The transition from the Airman tier to the non-commissioned officer tier can be one of the most challenging, yet exciting events for an Airman in today's Air Force. The leadership skills obtained through job experience and professional military education are critical to the success of our mission as an expeditionary and rapid global response force. To possess these skills is of the utmost importance as an NCO assigned to the 1st Combat Communications Squadron. 

Ensuring that your Airmen, as well as yourself, are physically, technically, mentally and spiritually ready to accomplish the mission at hand is one of the primary responsibilities of an NCO. While providing quality command, control, communication, computers, intelligence, surveillance and reconnaissance systems throughout Europe, Africa and the Middle East, it is not uncommon to find a junior NCO in our unit tasked with the responsibility of deploying and setting up these systems in remote locations successfully on their own. Therefore, an NCO assigned to the 1st CBCS must have superior knowledge of their job in order to properly train and prepare an Airman for what they will experience while in a deployed location. 
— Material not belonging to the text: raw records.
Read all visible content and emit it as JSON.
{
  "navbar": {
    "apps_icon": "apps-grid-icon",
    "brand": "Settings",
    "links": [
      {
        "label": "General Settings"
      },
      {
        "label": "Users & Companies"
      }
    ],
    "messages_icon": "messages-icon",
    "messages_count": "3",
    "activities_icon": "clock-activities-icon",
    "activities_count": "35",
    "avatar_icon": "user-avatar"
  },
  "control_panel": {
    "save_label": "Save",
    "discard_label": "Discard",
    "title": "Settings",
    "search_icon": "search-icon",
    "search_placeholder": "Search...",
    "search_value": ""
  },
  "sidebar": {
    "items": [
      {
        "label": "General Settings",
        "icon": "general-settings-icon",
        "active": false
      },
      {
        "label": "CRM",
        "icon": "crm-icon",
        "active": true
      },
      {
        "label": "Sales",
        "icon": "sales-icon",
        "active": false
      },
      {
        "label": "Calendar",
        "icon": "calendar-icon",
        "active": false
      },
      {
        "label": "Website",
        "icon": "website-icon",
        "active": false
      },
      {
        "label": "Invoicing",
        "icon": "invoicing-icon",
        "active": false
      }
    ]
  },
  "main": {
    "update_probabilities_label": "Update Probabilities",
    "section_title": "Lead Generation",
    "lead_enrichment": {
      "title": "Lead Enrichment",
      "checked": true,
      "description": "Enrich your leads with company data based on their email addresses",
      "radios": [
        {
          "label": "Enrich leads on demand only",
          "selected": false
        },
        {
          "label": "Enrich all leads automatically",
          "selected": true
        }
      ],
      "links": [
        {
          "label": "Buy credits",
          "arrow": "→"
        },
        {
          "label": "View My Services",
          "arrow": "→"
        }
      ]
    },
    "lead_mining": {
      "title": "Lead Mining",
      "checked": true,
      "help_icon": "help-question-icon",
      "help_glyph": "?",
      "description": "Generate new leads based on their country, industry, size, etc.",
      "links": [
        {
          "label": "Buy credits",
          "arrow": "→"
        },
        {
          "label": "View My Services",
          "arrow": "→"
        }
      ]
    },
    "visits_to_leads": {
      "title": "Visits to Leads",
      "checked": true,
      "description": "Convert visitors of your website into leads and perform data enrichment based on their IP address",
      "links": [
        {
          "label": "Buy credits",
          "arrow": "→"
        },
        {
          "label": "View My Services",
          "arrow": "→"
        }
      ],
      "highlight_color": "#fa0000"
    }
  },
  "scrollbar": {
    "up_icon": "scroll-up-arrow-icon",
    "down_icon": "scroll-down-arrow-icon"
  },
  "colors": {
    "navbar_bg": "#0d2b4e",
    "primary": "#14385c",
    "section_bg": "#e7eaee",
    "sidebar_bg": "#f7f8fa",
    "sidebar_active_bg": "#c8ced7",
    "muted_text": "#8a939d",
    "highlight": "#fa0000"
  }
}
Another critical asset provided by our unit's NCOs is the ability to make sound and quick decisions wherever our mission may take us. Taking control in emergency situations while fighting an enemy that engages us with unconventional warfare is one of the leadership skills that cannot be absorbed through training, yet a true test of character in what it means to be a non-commissioned officer in the 1st CBCS. 

President Dwight Eisenhower once said "Leadership is the art of getting someone else to do something you want done because he wants to do it." Without these certain leadership roles and characteristics of the 1st Combat Comm's NCOs both past and present, we would not have provided the leadership needed to endure our long and grueling deployments to some of the world's most austere locations. Without the dedication of these fine men and women the 1st Combat Comm would not be the most highly decorated non-flying unit in the Air Force, nor would any of our history making missions have been successfully accomplished.